Known lead. Once you’ve raised at least 15 – 25 percent of your round, it’s time to go after the big-kahuna:  A person who is widely recognized as one of the foremost experts in your field, willing to put their money and reputation on the line. This could be the CEO of a company in an area related to yours, a high-profile professor of entrepreneurship, a venture capitalist investing their personal funds on the side, someone in a leadership position at an angel network, or a super-angel like Ron Conway who has made investments in over 75 startups. This person’s involvement will put a stamp of approval on both your startup, and the deal you are pitching (no more questions about valuation after this person invests).

Angel networks. Angel networks, like New York Angels, the Band of Angels, or Common Angels, are getting more and more sophisticated in the way they assess and negotiate investment opportunities. They are tough nuts to crack, but you’ll vastly improve your chances if you have a good amount of your round raised, and a known lead involved. The beauty of the angel networks is that when you pitch them, you’ll get in front of a dozen or more people, each with a big checkbook. If you get one to bite, you’ll likely get others, and you may even be able to close your entire round.

Fillers. If you are just a bit short of closing your round, don’t give up. You’ve already done the toughest part, so get the round completed (or even over-subscribed, meaning you raise more than your target). At this point, broaden your reach to include trust-funders, investment bankers, hedge fund moguls, and others with ample means.
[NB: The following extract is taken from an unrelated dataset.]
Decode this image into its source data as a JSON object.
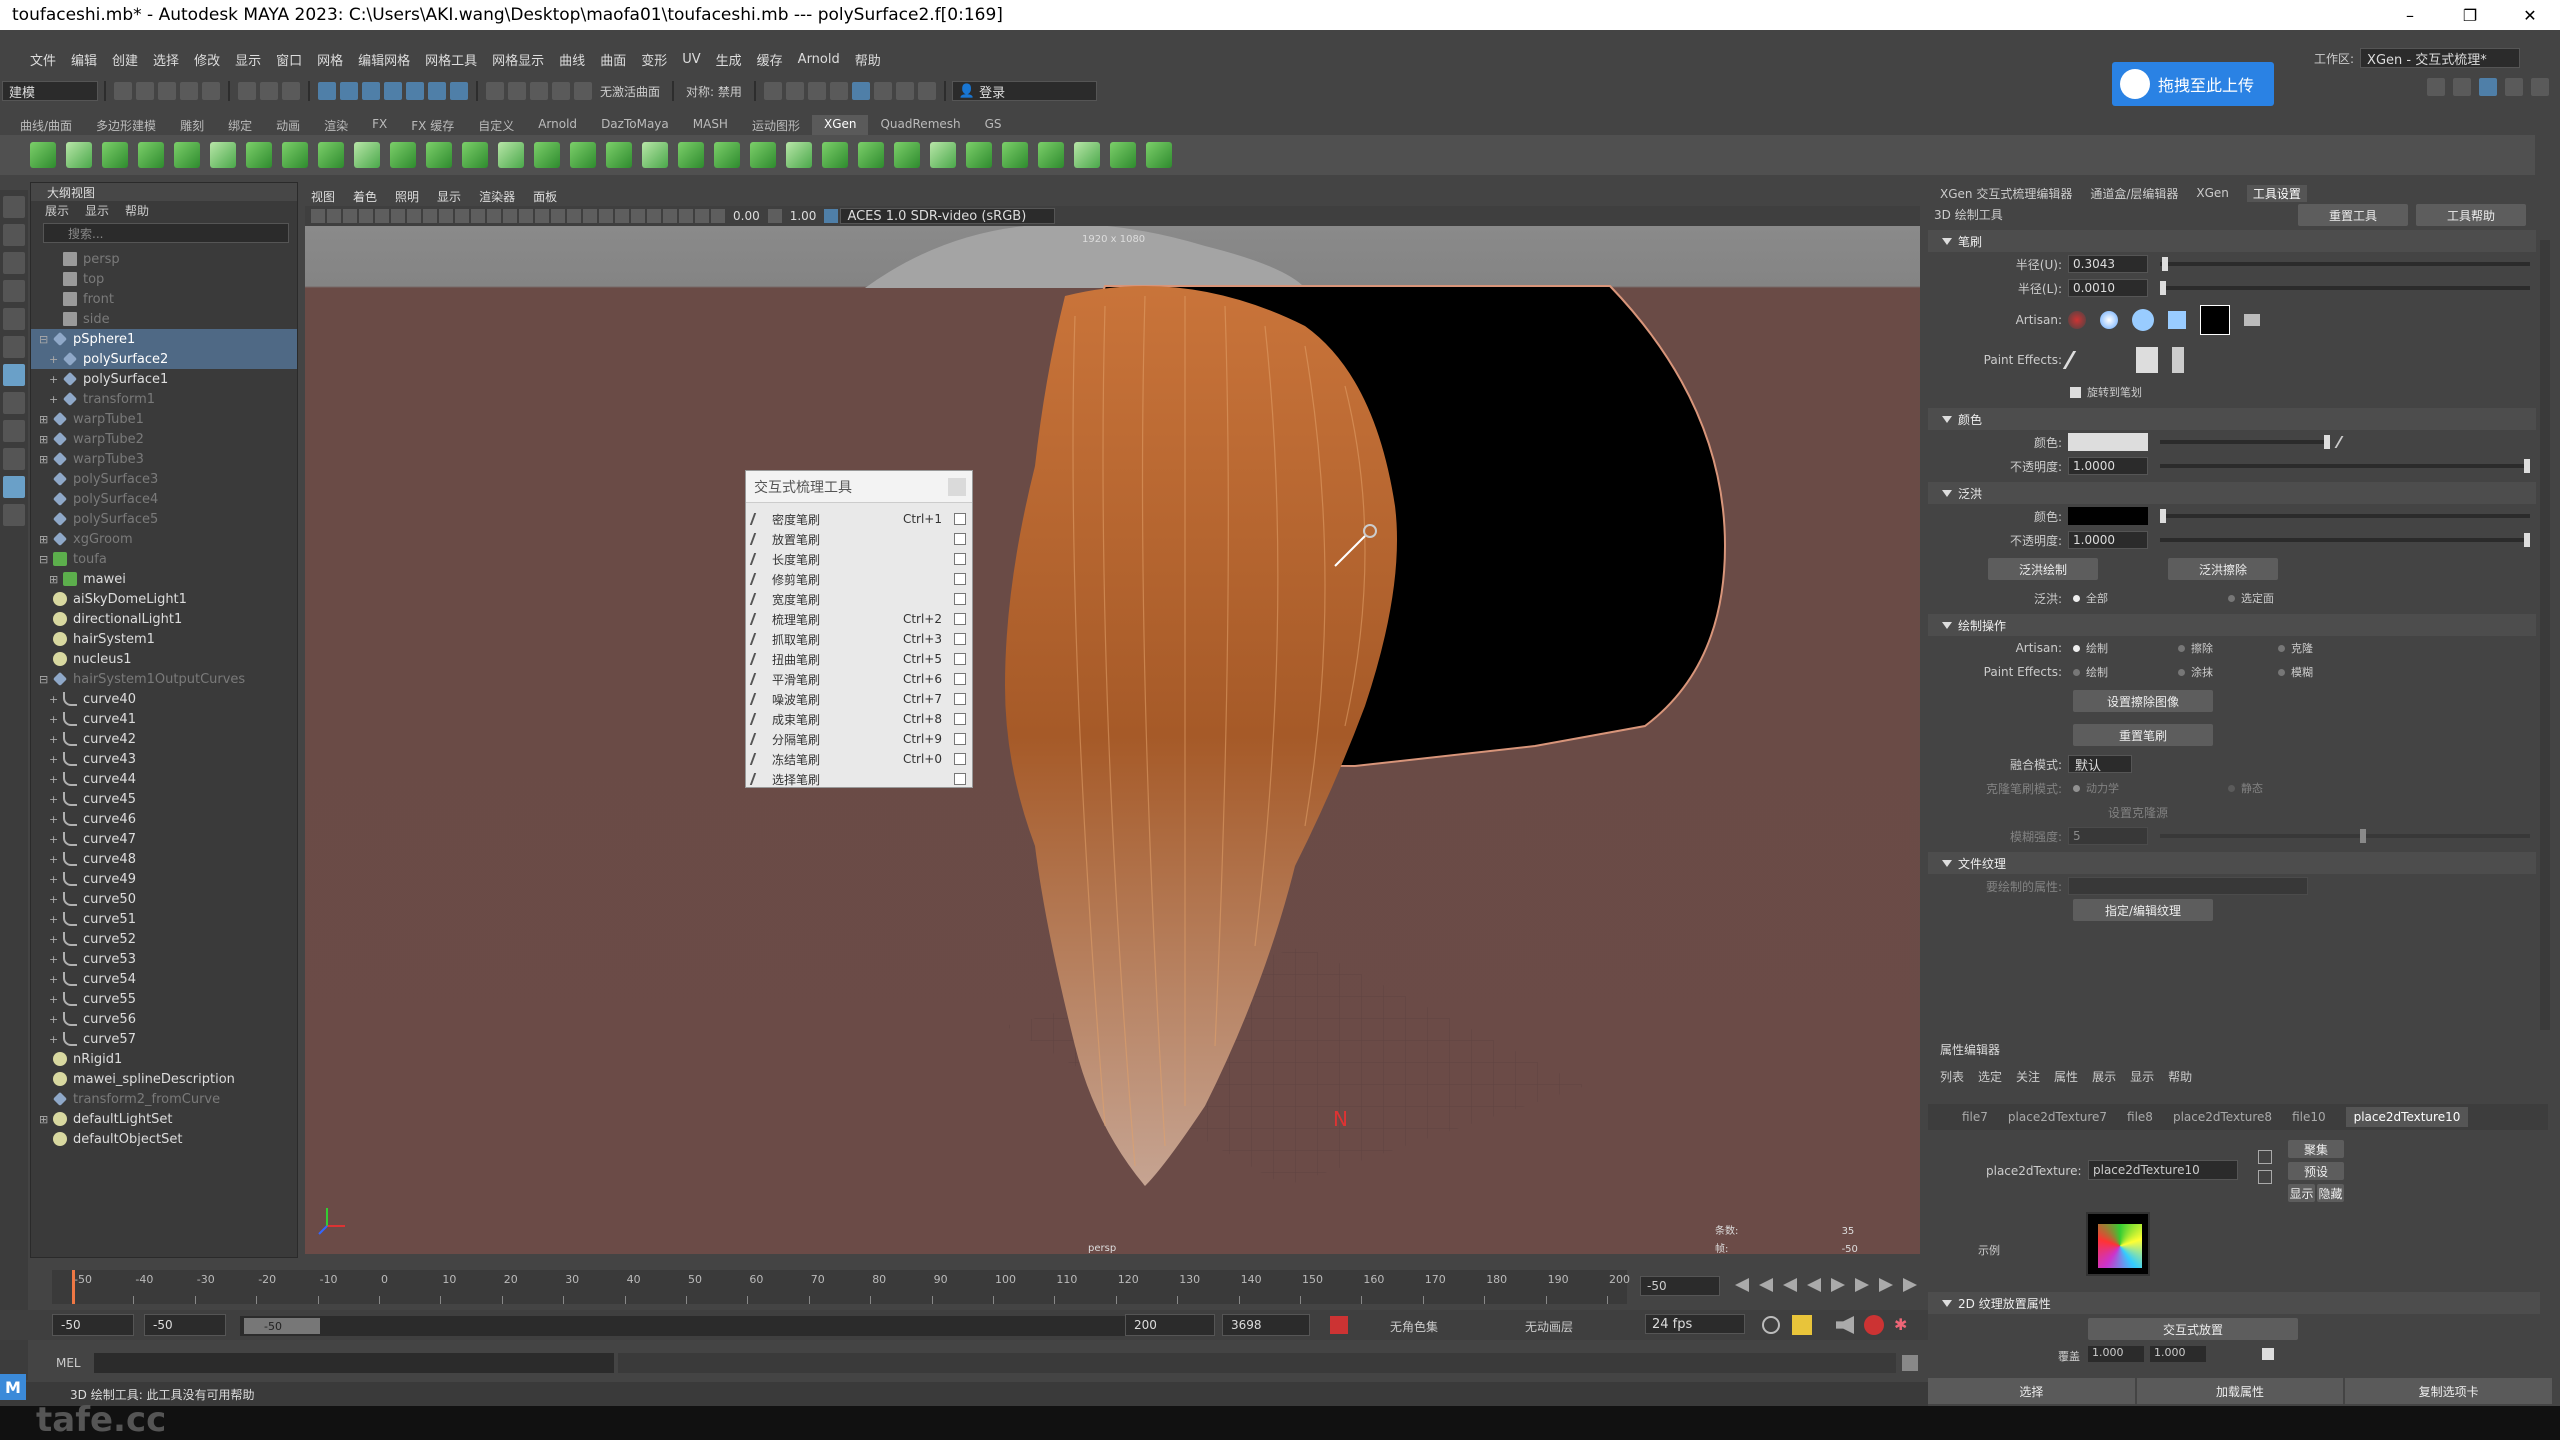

What tactics have helped you raise angel capital? Please share comments…

4 things to consider before you ride on the wings of angels

May 5, 2010

Before you seek financing from angel investors or angel networks, make sure the fit is right. If you or one of your co-founders has built a business before, sold it, and made profits for your investors, you can probably break the rules. Otherwise, take note of the following guidelines:

1.) What stage are you at? In general, your chances of raising angel funding are much greater if you’ve already got a product developed. It doesn’t have to be full-blown, but the most critical features should be operational. Get that product created any way you can – with financing from your savings, your credit cards, or from friends and family, by giving away equity to partners, by bartering for services – whatever it takes. Just have it up and running.

2.) What’s the money for? As per the paragraph above, many angels are reluctant to spend money to help you build your site. They’d rather see you put their money towards proving customers want your product. Use angel money to find out what percentage of people who see your product use it, pay for it, stick with it, and tell friends about it. Have quantifiable targets in mind, and measure your results.

3.) How much do you need?  An angel round is typically between $100,000 and $750,000, and individual angels tend to write checks for $25,000 to $100,000 each. Looking for less? Go back to friends, family, savings, etc. Looking for more? Either find a way to make do with less, or take a shot at raising venture capital.

4.) What’s your exit strategy? Your rich Uncle may invest because he loves you, but angels have other goals in mind. Yes, many angels get off on helping to create new business, but for the most part they are economic animals. They want a return on their investments. How and when will you turn their $25,000 into a much bigger amount of cash? You can’t know for sure, but have a reasonable hypothesis in mind before you pitch.